There is no simple answer. Something evil clicked in Smith's mind to push him across the line from racist thought to violent action. Perhaps it was the recent decision by Illinois authorities to deny a license to practice law to Matthew Hale, leader of the World Church of the Creator, a hate group that Smith followed. The state bar rightly ruled that Hale's virulent beliefs were a "gross defect in moral character."
By the time Smith, 21, took his own life late Sunday, two people were dead and at least nine had been wounded--blacks, Orthodox Jews, Asians. This was the most recent hate-motivated crime in a horrifying series--the dragging death of a black man in Texas, the slaying of a young gay man in Wyoming, the Colorado shootings in April and the firebombing of three synagogues in Sacramento last month.
Clearly Smith was disturbed, a young man who felt himself an outcast, much like the two youths who went on the murderous rampage at Columbine High School.
The law properly if painfully protected Smith's freedom to air his views so long as they did not constitute a specific threat of violence--though certainly law enforcement should continue to monitor hate groups like Hale's "church" for threats or warnings of violence.

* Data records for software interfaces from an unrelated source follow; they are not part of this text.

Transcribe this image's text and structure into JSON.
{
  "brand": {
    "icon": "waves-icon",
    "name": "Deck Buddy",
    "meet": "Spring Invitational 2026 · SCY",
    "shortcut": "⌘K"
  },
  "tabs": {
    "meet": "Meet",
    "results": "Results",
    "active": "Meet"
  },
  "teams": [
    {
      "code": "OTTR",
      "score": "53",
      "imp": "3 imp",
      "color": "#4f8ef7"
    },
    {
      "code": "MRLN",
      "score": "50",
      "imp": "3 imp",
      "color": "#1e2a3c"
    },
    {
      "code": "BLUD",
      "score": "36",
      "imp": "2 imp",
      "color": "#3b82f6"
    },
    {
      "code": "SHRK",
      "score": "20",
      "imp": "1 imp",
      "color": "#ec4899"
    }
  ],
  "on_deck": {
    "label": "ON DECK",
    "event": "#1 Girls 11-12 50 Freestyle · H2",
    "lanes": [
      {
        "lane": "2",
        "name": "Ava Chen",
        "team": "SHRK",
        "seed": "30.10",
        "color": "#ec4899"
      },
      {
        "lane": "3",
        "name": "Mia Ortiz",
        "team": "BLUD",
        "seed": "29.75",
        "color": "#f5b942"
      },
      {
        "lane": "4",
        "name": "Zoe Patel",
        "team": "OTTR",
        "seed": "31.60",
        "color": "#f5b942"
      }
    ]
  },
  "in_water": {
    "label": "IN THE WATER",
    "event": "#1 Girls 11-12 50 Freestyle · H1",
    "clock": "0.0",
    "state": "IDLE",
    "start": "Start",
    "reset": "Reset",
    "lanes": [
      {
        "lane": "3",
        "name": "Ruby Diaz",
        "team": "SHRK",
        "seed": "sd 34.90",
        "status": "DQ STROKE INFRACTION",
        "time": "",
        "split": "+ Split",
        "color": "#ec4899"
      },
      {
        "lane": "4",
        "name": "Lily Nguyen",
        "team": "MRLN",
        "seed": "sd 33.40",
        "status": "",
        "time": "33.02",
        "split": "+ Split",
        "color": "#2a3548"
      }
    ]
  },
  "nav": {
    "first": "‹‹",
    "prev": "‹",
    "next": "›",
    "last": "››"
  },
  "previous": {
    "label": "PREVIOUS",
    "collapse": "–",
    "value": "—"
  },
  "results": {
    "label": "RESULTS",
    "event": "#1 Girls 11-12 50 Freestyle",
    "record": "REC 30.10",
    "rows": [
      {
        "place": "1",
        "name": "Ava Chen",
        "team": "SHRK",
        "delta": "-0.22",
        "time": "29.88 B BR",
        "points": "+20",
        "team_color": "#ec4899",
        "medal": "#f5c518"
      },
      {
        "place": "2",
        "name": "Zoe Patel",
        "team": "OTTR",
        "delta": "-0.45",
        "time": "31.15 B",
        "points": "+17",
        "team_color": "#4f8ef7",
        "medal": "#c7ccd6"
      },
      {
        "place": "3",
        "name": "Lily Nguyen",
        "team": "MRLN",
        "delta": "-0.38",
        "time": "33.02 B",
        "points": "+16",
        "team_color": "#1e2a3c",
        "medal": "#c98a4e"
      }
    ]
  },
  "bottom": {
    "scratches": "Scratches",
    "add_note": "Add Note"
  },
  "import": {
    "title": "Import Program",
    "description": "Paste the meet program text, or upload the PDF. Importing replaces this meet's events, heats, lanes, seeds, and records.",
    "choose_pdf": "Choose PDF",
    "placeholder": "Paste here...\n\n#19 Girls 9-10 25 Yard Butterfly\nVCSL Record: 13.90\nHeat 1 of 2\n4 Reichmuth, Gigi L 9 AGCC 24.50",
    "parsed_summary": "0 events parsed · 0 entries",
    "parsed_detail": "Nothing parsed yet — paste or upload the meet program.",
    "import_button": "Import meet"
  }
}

And Hale should face the repulsion of society. But it's not likely that any new law could be crafted that would curb a violent outburst like Smith's.
In fact, Smith had been rejected when he tried to buy firearms from a licensed dealer, stymied by a protective order brought against him after he beat a former girlfriend. But he subsequently bought two guns from an illegal street dealer.
Some claim we are becoming a more prejudiced society, but there is no evidence of that. Nevertheless the increase in reports of hate-related violence is cause for serious concern. Americans must respond to all forms of hatred with the united force of public opinion. The perpetrators of violence must be caught and prosecuted to the fullest extent of the law. And the weight of justice should bear on those who provide the weapons used by hate-filled people to carry out crimes.